▶ _BRIEF_:
Pull out every line below that holds the word "codewords".

Saved entries
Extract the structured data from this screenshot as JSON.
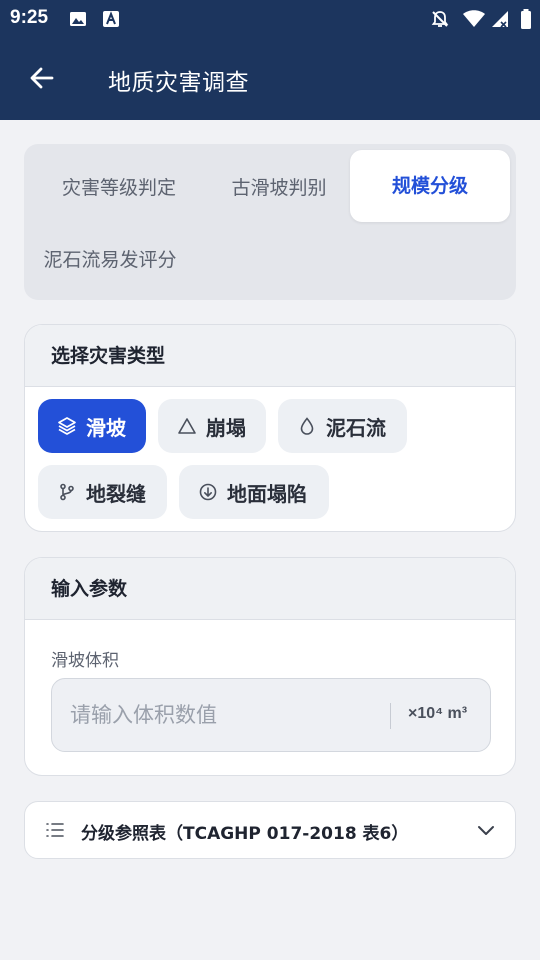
{
  "status_bar": {
    "time": "9:25",
    "icons": [
      "image-icon",
      "a-icon",
      "notifications-off-icon",
      "wifi-icon",
      "signal-icon",
      "battery-icon"
    ]
  },
  "app_bar": {
    "title": "地质灾害调查",
    "back_icon": "arrow-left-icon"
  },
  "tabs": {
    "items": [
      {
        "label": "灾害等级判定",
        "active": false
      },
      {
        "label": "古滑坡判别",
        "active": false
      },
      {
        "label": "规模分级",
        "active": true
      },
      {
        "label": "泥石流易发评分",
        "active": false
      }
    ]
  },
  "hazard_type": {
    "heading": "选择灾害类型",
    "options": [
      {
        "label": "滑坡",
        "icon": "layers-icon",
        "selected": true
      },
      {
        "label": "崩塌",
        "icon": "triangle-icon",
        "selected": false
      },
      {
        "label": "泥石流",
        "icon": "drop-icon",
        "selected": false
      },
      {
        "label": "地裂缝",
        "icon": "branch-icon",
        "selected": false
      },
      {
        "label": "地面塌陷",
        "icon": "circle-arrow-down-icon",
        "selected": false
      }
    ]
  },
  "params": {
    "heading": "输入参数",
    "field_label": "滑坡体积",
    "placeholder": "请输入体积数值",
    "value": "",
    "unit": "×10⁴ m³"
  },
  "reference": {
    "label": "分级参照表（TCAGHP 017-2018 表6）",
    "icon": "list-icon",
    "expand_icon": "chevron-down-icon"
  },
  "colors": {
    "header_bg": "#1c355e",
    "accent": "#2350d8",
    "page_bg": "#f1f2f5"
  }
}
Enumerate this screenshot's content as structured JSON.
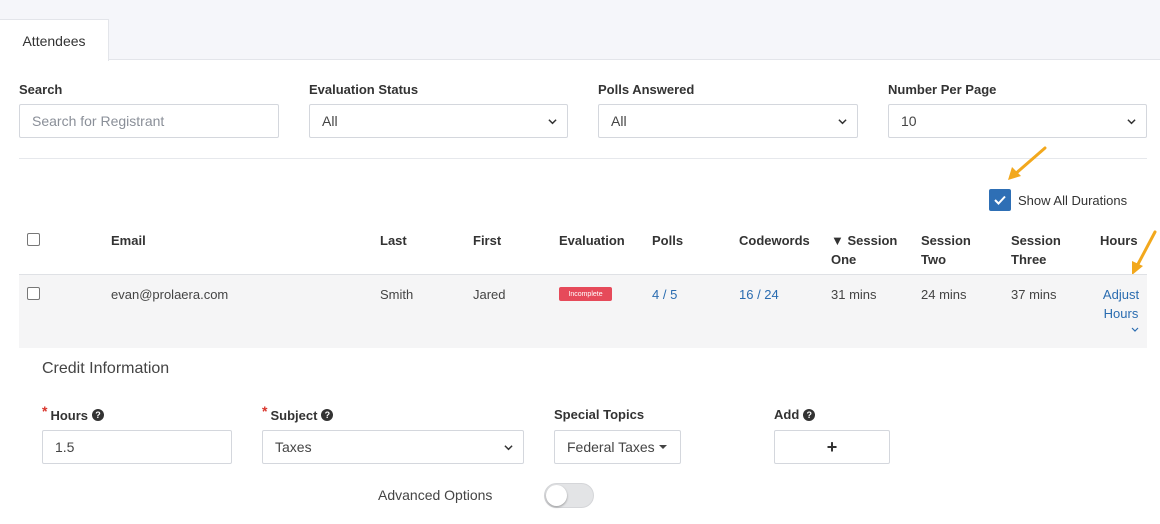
{
  "tabs": {
    "attendees": "Attendees"
  },
  "filters": {
    "search_label": "Search",
    "search_placeholder": "Search for Registrant",
    "evaluation_label": "Evaluation Status",
    "evaluation_value": "All",
    "polls_label": "Polls Answered",
    "polls_value": "All",
    "per_page_label": "Number Per Page",
    "per_page_value": "10"
  },
  "show_all_durations": {
    "label": "Show All Durations",
    "checked": true
  },
  "table": {
    "headers": {
      "email": "Email",
      "last": "Last",
      "first": "First",
      "evaluation": "Evaluation",
      "polls": "Polls",
      "codewords": "Codewords",
      "session_one_a": "▼ Session",
      "session_one_b": "One",
      "session_two_a": "Session",
      "session_two_b": "Two",
      "session_three_a": "Session",
      "session_three_b": "Three",
      "hours": "Hours"
    },
    "row": {
      "email": "evan@prolaera.com",
      "last": "Smith",
      "first": "Jared",
      "evaluation": "Incomplete",
      "polls": "4 / 5",
      "codewords": "16 / 24",
      "session_one": "31 mins",
      "session_two": "24 mins",
      "session_three": "37 mins",
      "adjust_a": "Adjust",
      "adjust_b": "Hours"
    }
  },
  "credit": {
    "title": "Credit Information",
    "hours_label": "Hours",
    "hours_value": "1.5",
    "subject_label": "Subject",
    "subject_value": "Taxes",
    "special_label": "Special Topics",
    "special_value": "Federal Taxes",
    "add_label": "Add",
    "add_symbol": "+",
    "advanced_label": "Advanced Options",
    "advanced_on": false
  },
  "colors": {
    "accent": "#2e6fb5",
    "link": "#2a6cb0",
    "badge": "#e64a5a",
    "arrow": "#f2a81d"
  }
}
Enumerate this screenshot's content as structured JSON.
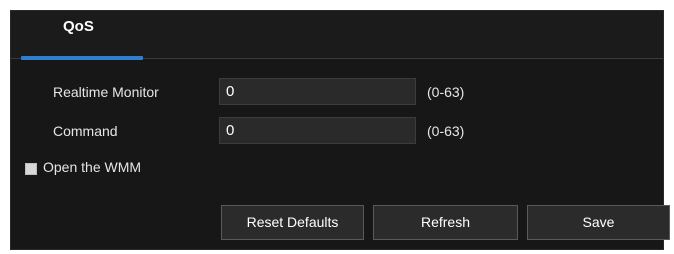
{
  "tab": {
    "label": "QoS"
  },
  "form": {
    "realtime_monitor": {
      "label": "Realtime Monitor",
      "value": "0",
      "range": "(0-63)"
    },
    "command": {
      "label": "Command",
      "value": "0",
      "range": "(0-63)"
    },
    "wmm": {
      "label": "Open the WMM",
      "checked": false
    }
  },
  "buttons": {
    "reset_defaults": "Reset Defaults",
    "refresh": "Refresh",
    "save": "Save"
  },
  "colors": {
    "panel_background": "#171717",
    "tab_accent": "#2f7fd1",
    "field_background": "#2a2a2a",
    "button_border": "#5a5a5a"
  }
}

▶ _ANSWER FOR THIS EXERCISE_:
      "codewords": "Codewords",
      "codewords": "16 / 24",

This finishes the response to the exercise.